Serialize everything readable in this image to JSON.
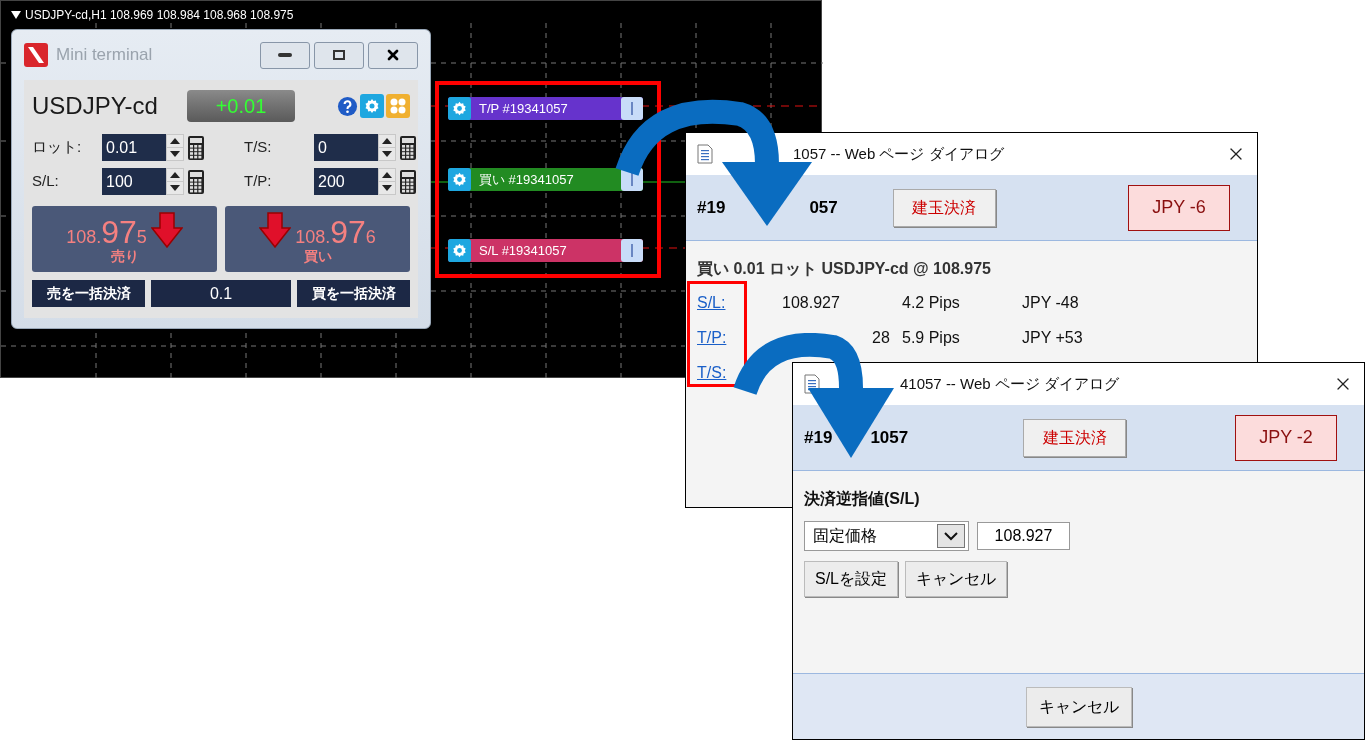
{
  "chart": {
    "header": "USDJPY-cd,H1 108.969 108.984 108.968 108.975",
    "mini_terminal": {
      "title": "Mini terminal",
      "symbol": "USDJPY-cd",
      "change": "+0.01",
      "fields": [
        {
          "label": "ロット:",
          "value": "0.01"
        },
        {
          "label": "T/S:",
          "value": "0"
        },
        {
          "label": "S/L:",
          "value": "100"
        },
        {
          "label": "T/P:",
          "value": "200"
        }
      ],
      "sell": {
        "price_head": "108.",
        "price_big": "97",
        "price_tail": "5",
        "label": "売り"
      },
      "buy": {
        "price_head": "108.",
        "price_big": "97",
        "price_tail": "6",
        "label": "買い"
      },
      "close_sell": "売を一括決済",
      "volume": "0.1",
      "close_buy": "買を一括決済"
    },
    "order_lines": [
      {
        "label": "T/P #19341057",
        "color": "#6633cc"
      },
      {
        "label": "買い #19341057",
        "color": "#228b22"
      },
      {
        "label": "S/L #19341057",
        "color": "#cc3366"
      }
    ]
  },
  "dialogs": [
    {
      "kind": "order",
      "title": "1057 -- Web ページ ダイアログ",
      "order_number_parts": [
        "#19",
        "057"
      ],
      "close_position_button": "建玉決済",
      "profit": "JPY -6",
      "summary": "買い 0.01 ロット USDJPY-cd @ 108.975",
      "rows": [
        {
          "link": "S/L:",
          "price": "108.927",
          "pips": "4.2 Pips",
          "amount": "JPY -48"
        },
        {
          "link": "T/P:",
          "price": "28",
          "pips": "5.9 Pips",
          "amount": "JPY +53"
        },
        {
          "link": "T/S:"
        }
      ]
    },
    {
      "kind": "stop_loss",
      "title": "41057 -- Web ページ ダイアログ",
      "order_number_parts": [
        "#19",
        "1057"
      ],
      "close_position_button": "建玉決済",
      "profit": "JPY -2",
      "section_title": "決済逆指値(S/L)",
      "mode_select": "固定価格",
      "price_input": "108.927",
      "buttons": [
        "S/Lを設定",
        "キャンセル"
      ],
      "footer_button": "キャンセル"
    }
  ]
}
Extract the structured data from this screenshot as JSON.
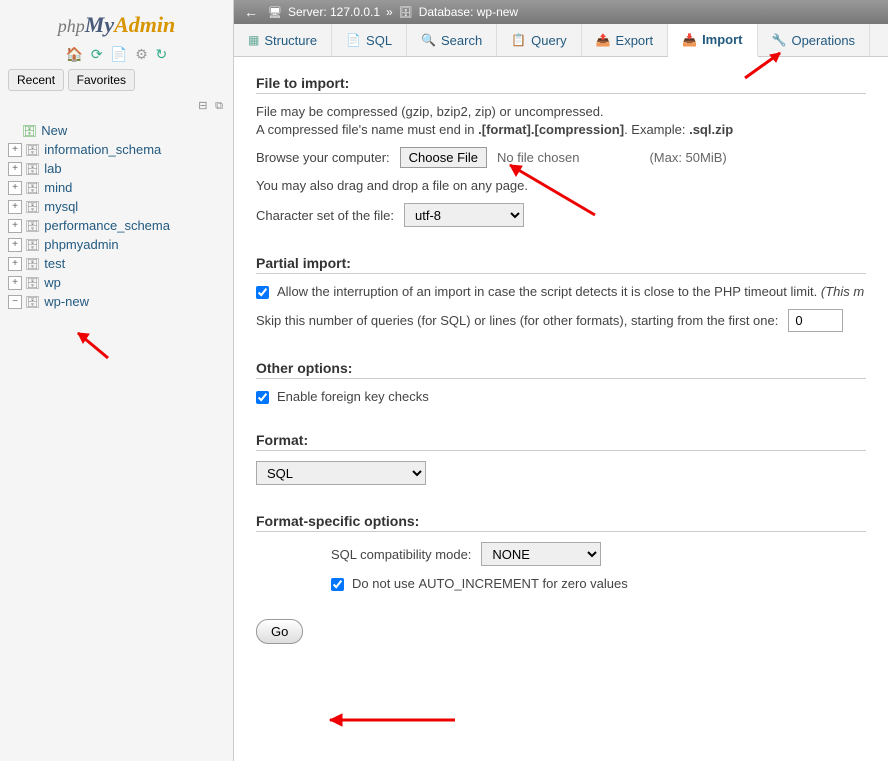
{
  "logo": {
    "php": "php",
    "my": "My",
    "admin": "Admin"
  },
  "sidebar": {
    "recent": "Recent",
    "favorites": "Favorites",
    "newLabel": "New",
    "databases": [
      "information_schema",
      "lab",
      "mind",
      "mysql",
      "performance_schema",
      "phpmyadmin",
      "test",
      "wp",
      "wp-new"
    ]
  },
  "breadcrumb": {
    "serverLabel": "Server:",
    "server": "127.0.0.1",
    "sep": "»",
    "databaseLabel": "Database:",
    "database": "wp-new"
  },
  "tabs": {
    "structure": "Structure",
    "sql": "SQL",
    "search": "Search",
    "query": "Query",
    "export": "Export",
    "import": "Import",
    "operations": "Operations"
  },
  "importForm": {
    "fileToImport": "File to import:",
    "compressHelp": "File may be compressed (gzip, bzip2, zip) or uncompressed.",
    "compressHelp2a": "A compressed file's name must end in ",
    "compressHelp2b": ".[format].[compression]",
    "compressHelp2c": ". Example: ",
    "compressHelp2d": ".sql.zip",
    "browseLabel": "Browse your computer:",
    "chooseFile": "Choose File",
    "noFile": "No file chosen",
    "maxSize": "(Max: 50MiB)",
    "dragHelp": "You may also drag and drop a file on any page.",
    "charsetLabel": "Character set of the file:",
    "charsetValue": "utf-8",
    "partialImport": "Partial import:",
    "allowInterrupt": "Allow the interruption of an import in case the script detects it is close to the PHP timeout limit.",
    "allowInterruptHint": "(This m",
    "skipLabel": "Skip this number of queries (for SQL) or lines (for other formats), starting from the first one:",
    "skipValue": "0",
    "otherOptions": "Other options:",
    "foreignKey": "Enable foreign key checks",
    "format": "Format:",
    "formatValue": "SQL",
    "formatSpecific": "Format-specific options:",
    "compatLabel": "SQL compatibility mode:",
    "compatValue": "NONE",
    "autoInc1": "Do not use ",
    "autoInc2": "AUTO_INCREMENT",
    "autoInc3": " for zero values",
    "go": "Go"
  }
}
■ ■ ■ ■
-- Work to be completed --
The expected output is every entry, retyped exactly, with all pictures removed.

-- Exercise result --
Serialize everything readable in this image to JSON.
{
  "chart": {
    "header": "USDJPY-cd,H1 108.969 108.984 108.968 108.975",
    "mini_terminal": {
      "title": "Mini terminal",
      "symbol": "USDJPY-cd",
      "change": "+0.01",
      "fields": [
        {
          "label": "ロット:",
          "value": "0.01"
        },
        {
          "label": "T/S:",
          "value": "0"
        },
        {
          "label": "S/L:",
          "value": "100"
        },
        {
          "label": "T/P:",
          "value": "200"
        }
      ],
      "sell": {
        "price_head": "108.",
        "price_big": "97",
        "price_tail": "5",
        "label": "売り"
      },
      "buy": {
        "price_head": "108.",
        "price_big": "97",
        "price_tail": "6",
        "label": "買い"
      },
      "close_sell": "売を一括決済",
      "volume": "0.1",
      "close_buy": "買を一括決済"
    },
    "order_lines": [
      {
        "label": "T/P #19341057",
        "color": "#6633cc"
      },
      {
        "label": "買い #19341057",
        "color": "#228b22"
      },
      {
        "label": "S/L #19341057",
        "color": "#cc3366"
      }
    ]
  },
  "dialogs": [
    {
      "kind": "order",
      "title": "1057 -- Web ページ ダイアログ",
      "order_number_parts": [
        "#19",
        "057"
      ],
      "close_position_button": "建玉決済",
      "profit": "JPY -6",
      "summary": "買い 0.01 ロット USDJPY-cd @ 108.975",
      "rows": [
        {
          "link": "S/L:",
          "price": "108.927",
          "pips": "4.2 Pips",
          "amount": "JPY -48"
        },
        {
          "link": "T/P:",
          "price": "28",
          "pips": "5.9 Pips",
          "amount": "JPY +53"
        },
        {
          "link": "T/S:"
        }
      ]
    },
    {
      "kind": "stop_loss",
      "title": "41057 -- Web ページ ダイアログ",
      "order_number_parts": [
        "#19",
        "1057"
      ],
      "close_position_button": "建玉決済",
      "profit": "JPY -2",
      "section_title": "決済逆指値(S/L)",
      "mode_select": "固定価格",
      "price_input": "108.927",
      "buttons": [
        "S/Lを設定",
        "キャンセル"
      ],
      "footer_button": "キャンセル"
    }
  ]
}
Extract the structured data from this screenshot as JSON.
{
  "logo": {
    "php": "php",
    "my": "My",
    "admin": "Admin"
  },
  "sidebar": {
    "recent": "Recent",
    "favorites": "Favorites",
    "newLabel": "New",
    "databases": [
      "information_schema",
      "lab",
      "mind",
      "mysql",
      "performance_schema",
      "phpmyadmin",
      "test",
      "wp",
      "wp-new"
    ]
  },
  "breadcrumb": {
    "serverLabel": "Server:",
    "server": "127.0.0.1",
    "sep": "»",
    "databaseLabel": "Database:",
    "database": "wp-new"
  },
  "tabs": {
    "structure": "Structure",
    "sql": "SQL",
    "search": "Search",
    "query": "Query",
    "export": "Export",
    "import": "Import",
    "operations": "Operations"
  },
  "importForm": {
    "fileToImport": "File to import:",
    "compressHelp": "File may be compressed (gzip, bzip2, zip) or uncompressed.",
    "compressHelp2a": "A compressed file's name must end in ",
    "compressHelp2b": ".[format].[compression]",
    "compressHelp2c": ". Example: ",
    "compressHelp2d": ".sql.zip",
    "browseLabel": "Browse your computer:",
    "chooseFile": "Choose File",
    "noFile": "No file chosen",
    "maxSize": "(Max: 50MiB)",
    "dragHelp": "You may also drag and drop a file on any page.",
    "charsetLabel": "Character set of the file:",
    "charsetValue": "utf-8",
    "partialImport": "Partial import:",
    "allowInterrupt": "Allow the interruption of an import in case the script detects it is close to the PHP timeout limit.",
    "allowInterruptHint": "(This m",
    "skipLabel": "Skip this number of queries (for SQL) or lines (for other formats), starting from the first one:",
    "skipValue": "0",
    "otherOptions": "Other options:",
    "foreignKey": "Enable foreign key checks",
    "format": "Format:",
    "formatValue": "SQL",
    "formatSpecific": "Format-specific options:",
    "compatLabel": "SQL compatibility mode:",
    "compatValue": "NONE",
    "autoInc1": "Do not use ",
    "autoInc2": "AUTO_INCREMENT",
    "autoInc3": " for zero values",
    "go": "Go"
  }
}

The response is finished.